__PROBLEM STATEMENT__
Return every line from the records below that has the word "false".

__GIVEN RECORDS__
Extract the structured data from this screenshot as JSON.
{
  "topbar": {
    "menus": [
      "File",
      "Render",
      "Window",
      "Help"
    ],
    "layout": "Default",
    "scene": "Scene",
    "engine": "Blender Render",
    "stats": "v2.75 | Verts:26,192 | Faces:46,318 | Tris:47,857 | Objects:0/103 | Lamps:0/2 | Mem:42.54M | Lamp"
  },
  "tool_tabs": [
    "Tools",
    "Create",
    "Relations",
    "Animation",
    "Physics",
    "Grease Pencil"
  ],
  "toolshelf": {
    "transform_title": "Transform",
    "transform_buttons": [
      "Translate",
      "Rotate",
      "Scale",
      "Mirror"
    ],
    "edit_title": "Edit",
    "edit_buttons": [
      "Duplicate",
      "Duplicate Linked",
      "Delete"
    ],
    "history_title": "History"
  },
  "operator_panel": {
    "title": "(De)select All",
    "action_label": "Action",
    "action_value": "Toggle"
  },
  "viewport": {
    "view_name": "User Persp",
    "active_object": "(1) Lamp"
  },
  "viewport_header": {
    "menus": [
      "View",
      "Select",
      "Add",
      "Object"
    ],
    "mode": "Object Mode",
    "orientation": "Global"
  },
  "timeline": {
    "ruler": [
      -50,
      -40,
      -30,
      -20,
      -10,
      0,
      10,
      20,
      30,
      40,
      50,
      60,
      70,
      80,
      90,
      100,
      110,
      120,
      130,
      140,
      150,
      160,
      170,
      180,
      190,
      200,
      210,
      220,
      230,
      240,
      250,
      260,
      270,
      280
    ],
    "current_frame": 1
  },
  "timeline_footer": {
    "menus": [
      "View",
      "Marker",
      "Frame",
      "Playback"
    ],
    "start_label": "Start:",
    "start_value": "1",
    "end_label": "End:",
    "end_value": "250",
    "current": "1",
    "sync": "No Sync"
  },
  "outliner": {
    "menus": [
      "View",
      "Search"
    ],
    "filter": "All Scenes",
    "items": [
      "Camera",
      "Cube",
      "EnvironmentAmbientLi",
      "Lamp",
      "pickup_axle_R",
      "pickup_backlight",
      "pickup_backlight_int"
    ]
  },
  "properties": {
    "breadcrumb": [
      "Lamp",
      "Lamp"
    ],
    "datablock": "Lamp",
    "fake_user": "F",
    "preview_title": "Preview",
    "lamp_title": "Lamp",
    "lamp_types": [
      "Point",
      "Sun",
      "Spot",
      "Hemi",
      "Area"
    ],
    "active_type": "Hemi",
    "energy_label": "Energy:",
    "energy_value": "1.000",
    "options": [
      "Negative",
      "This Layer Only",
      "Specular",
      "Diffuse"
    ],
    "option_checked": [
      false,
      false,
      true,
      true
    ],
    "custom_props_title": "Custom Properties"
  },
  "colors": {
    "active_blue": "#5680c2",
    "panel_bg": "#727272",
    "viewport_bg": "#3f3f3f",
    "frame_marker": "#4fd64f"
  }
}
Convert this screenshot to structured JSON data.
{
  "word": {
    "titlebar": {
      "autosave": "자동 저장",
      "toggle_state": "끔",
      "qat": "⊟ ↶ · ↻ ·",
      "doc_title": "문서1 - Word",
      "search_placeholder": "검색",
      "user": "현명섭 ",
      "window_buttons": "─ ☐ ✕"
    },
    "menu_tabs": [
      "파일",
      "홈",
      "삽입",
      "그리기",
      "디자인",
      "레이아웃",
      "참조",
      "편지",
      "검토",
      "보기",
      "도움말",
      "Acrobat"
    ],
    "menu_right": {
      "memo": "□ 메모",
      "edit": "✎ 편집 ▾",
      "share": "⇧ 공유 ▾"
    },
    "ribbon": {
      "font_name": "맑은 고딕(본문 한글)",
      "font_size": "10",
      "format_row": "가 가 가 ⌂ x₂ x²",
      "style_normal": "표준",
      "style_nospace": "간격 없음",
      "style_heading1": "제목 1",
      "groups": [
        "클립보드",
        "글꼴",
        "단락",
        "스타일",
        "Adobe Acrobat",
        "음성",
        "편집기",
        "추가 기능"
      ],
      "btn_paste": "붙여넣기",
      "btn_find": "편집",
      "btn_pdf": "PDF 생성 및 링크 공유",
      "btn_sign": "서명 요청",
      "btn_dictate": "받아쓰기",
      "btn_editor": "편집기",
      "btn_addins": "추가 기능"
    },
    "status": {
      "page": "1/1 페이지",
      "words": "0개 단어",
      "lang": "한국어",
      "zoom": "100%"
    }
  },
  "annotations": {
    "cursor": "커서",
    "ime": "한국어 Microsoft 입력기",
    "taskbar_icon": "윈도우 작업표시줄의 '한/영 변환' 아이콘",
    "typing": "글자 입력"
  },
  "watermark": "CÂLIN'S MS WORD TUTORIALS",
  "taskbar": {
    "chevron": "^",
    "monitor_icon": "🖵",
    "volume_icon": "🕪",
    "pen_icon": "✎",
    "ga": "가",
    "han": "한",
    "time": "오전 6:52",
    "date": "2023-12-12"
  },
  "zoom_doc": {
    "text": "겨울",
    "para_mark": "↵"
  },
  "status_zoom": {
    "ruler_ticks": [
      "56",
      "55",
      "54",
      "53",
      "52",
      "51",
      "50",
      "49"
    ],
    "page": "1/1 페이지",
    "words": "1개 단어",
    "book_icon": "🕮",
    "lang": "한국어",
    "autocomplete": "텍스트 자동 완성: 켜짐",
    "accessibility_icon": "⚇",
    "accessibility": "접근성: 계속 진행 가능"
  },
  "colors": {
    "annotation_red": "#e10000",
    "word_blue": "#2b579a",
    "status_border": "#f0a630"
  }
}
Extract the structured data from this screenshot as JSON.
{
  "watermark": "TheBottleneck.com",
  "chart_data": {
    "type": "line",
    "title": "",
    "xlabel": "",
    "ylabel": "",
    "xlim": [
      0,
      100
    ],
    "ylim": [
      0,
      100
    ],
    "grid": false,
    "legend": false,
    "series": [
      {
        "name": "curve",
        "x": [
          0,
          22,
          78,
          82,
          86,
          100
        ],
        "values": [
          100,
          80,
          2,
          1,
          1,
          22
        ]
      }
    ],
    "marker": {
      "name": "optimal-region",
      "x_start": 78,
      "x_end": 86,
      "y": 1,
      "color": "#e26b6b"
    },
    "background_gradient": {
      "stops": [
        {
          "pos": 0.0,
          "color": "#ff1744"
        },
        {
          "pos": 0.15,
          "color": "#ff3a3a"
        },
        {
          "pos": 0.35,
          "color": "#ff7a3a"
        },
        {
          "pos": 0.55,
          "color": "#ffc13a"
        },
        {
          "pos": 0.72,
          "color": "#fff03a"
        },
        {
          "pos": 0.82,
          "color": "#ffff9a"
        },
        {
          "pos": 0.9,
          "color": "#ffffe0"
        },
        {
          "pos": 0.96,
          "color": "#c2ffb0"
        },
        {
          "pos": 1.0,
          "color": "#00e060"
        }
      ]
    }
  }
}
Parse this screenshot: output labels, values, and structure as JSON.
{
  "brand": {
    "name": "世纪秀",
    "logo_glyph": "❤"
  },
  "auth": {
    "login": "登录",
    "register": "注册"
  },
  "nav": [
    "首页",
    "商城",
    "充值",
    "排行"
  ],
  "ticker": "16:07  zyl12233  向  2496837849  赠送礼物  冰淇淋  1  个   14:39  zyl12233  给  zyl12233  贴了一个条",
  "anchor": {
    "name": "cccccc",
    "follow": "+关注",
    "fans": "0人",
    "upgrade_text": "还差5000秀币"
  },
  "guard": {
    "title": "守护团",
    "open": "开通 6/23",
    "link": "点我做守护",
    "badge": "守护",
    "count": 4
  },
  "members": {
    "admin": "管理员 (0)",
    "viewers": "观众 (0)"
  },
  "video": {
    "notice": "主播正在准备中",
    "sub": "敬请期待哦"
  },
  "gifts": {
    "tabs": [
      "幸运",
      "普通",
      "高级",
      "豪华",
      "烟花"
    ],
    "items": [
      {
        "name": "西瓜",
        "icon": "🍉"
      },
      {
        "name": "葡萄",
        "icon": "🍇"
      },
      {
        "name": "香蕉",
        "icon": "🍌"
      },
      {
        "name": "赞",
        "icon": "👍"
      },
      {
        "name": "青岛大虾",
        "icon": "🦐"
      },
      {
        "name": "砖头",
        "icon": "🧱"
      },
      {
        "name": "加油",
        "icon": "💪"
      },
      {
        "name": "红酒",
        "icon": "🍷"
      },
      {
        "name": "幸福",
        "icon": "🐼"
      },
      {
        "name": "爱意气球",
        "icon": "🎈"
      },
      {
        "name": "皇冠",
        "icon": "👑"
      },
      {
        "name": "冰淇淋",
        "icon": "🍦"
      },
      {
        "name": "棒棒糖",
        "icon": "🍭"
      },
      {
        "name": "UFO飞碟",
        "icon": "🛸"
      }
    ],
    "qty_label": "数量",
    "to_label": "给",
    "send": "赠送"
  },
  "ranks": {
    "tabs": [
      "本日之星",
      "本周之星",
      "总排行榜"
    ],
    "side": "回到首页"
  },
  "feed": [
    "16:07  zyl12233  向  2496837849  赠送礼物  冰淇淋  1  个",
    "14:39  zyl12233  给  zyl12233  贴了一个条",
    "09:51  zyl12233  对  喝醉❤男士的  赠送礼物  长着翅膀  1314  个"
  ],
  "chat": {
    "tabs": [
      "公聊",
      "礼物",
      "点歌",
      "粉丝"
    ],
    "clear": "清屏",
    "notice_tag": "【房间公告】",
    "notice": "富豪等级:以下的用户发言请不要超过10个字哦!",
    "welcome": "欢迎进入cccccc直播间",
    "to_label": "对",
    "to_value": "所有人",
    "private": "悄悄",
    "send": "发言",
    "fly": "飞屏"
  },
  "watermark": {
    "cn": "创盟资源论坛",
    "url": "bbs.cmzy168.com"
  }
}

__FINAL ANSWER__
      false,
      false,
    "grid": false,
    "legend": false,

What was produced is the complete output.